--- INSTRUCTIONS FOR THE TASK ---
Which lines below include the string "name"? Please show each one.

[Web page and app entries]
◆ ◆ ◆ ◆

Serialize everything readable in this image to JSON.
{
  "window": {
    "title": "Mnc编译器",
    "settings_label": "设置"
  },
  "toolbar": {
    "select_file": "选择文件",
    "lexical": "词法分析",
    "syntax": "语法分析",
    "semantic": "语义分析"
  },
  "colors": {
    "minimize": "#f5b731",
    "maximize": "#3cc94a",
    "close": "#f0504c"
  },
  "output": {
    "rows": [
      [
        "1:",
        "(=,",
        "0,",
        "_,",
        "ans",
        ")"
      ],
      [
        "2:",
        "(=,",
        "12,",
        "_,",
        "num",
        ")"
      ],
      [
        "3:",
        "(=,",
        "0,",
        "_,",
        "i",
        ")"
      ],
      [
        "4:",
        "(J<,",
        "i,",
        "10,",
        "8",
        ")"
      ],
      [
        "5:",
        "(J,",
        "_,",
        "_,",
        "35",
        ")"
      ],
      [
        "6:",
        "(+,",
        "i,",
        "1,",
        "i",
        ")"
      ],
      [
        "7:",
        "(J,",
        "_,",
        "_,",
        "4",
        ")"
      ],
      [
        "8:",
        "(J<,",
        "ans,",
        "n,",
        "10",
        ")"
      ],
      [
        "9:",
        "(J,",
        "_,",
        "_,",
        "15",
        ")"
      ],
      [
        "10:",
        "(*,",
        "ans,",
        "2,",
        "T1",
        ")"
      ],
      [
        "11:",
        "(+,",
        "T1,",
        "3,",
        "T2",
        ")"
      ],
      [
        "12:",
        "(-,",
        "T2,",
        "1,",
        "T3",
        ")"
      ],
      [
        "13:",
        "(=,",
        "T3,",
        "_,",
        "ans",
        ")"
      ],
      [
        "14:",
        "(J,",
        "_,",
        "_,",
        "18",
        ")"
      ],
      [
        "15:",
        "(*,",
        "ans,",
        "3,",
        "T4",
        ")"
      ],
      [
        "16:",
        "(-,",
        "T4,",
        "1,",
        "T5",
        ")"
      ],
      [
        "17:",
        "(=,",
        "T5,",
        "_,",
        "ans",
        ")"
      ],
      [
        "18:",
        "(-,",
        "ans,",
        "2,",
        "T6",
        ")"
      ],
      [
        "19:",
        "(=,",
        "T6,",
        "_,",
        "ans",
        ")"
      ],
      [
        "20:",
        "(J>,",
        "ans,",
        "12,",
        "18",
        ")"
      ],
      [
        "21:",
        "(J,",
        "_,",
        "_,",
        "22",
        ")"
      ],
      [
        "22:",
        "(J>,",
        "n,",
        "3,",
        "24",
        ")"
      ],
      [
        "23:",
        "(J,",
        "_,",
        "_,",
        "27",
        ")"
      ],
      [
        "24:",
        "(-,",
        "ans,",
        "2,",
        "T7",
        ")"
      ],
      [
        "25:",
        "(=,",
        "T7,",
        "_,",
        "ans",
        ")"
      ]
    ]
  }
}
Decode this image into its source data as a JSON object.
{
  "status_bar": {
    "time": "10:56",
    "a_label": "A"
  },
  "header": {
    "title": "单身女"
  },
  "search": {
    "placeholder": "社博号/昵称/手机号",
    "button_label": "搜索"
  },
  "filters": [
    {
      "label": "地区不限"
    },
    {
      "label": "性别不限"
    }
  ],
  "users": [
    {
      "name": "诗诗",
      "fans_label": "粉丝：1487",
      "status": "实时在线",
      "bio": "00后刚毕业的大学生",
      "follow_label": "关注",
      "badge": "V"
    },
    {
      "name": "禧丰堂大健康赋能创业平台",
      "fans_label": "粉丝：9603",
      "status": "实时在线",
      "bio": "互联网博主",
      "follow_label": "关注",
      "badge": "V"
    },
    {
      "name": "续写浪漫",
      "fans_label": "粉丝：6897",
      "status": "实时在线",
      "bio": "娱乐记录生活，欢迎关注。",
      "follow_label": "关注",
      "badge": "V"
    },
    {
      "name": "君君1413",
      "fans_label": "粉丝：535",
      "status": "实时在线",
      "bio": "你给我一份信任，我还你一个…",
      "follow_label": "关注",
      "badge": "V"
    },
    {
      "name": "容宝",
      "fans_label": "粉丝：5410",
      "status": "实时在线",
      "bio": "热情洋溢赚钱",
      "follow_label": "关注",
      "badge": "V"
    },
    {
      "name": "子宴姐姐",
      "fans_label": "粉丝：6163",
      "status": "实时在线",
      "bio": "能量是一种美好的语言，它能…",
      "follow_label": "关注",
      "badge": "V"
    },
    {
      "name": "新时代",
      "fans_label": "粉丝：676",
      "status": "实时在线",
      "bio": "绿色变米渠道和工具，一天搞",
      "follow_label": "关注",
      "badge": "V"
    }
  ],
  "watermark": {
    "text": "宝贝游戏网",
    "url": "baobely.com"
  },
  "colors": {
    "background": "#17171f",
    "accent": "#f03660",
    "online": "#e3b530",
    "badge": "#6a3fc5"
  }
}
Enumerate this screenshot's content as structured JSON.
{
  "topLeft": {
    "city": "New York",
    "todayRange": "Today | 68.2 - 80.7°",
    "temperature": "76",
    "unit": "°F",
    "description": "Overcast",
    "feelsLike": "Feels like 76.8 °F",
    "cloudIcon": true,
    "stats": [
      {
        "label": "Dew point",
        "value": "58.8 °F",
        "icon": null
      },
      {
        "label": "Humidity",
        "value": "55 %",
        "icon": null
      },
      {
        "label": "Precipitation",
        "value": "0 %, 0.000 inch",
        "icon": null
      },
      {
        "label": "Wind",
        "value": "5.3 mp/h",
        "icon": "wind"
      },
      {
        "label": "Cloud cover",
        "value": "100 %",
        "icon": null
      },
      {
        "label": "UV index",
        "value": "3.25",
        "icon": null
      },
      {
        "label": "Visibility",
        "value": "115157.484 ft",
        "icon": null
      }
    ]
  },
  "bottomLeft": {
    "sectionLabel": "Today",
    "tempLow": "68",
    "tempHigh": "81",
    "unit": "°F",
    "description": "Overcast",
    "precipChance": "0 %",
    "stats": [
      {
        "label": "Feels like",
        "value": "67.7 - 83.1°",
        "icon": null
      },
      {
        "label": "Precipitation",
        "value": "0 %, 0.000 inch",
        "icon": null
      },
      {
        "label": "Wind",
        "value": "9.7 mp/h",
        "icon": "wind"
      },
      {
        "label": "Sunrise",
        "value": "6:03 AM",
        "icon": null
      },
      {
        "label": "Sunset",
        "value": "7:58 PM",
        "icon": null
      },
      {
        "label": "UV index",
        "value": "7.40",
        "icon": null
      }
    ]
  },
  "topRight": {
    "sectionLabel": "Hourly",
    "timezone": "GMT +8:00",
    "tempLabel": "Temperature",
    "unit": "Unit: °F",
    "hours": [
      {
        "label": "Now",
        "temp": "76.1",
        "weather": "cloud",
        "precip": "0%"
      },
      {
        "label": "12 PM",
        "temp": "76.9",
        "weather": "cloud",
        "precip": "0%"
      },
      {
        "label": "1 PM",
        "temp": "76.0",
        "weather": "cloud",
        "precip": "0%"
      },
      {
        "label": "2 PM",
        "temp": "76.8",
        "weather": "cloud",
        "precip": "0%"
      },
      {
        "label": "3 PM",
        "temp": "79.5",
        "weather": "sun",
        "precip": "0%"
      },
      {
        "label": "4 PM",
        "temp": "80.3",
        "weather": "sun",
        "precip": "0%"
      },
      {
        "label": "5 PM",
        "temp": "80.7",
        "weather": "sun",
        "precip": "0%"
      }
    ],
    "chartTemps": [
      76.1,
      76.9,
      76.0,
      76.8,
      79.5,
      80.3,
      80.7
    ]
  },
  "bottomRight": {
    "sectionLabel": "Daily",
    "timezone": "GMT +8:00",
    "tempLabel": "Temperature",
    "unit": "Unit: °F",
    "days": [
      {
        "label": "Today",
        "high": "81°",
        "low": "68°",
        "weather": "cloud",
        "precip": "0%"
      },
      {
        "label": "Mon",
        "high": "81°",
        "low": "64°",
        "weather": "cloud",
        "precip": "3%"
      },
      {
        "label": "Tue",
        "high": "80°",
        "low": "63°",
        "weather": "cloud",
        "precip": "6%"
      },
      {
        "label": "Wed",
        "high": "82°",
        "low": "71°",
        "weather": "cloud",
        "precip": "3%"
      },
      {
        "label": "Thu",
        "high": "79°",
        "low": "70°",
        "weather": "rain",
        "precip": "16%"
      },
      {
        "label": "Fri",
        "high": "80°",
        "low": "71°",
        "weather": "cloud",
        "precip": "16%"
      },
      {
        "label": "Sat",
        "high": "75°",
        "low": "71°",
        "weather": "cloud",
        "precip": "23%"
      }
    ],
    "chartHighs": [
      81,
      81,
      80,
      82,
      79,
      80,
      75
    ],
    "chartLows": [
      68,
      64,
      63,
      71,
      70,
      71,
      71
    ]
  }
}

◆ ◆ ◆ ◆

--- ANSWER AREA ---
      "name": "诗诗",
      "name": "禧丰堂大健康赋能创业平台",
      "name": "续写浪漫",
      "name": "君君1413",
      "name": "容宝",
      "name": "子宴姐姐",
      "name": "新时代",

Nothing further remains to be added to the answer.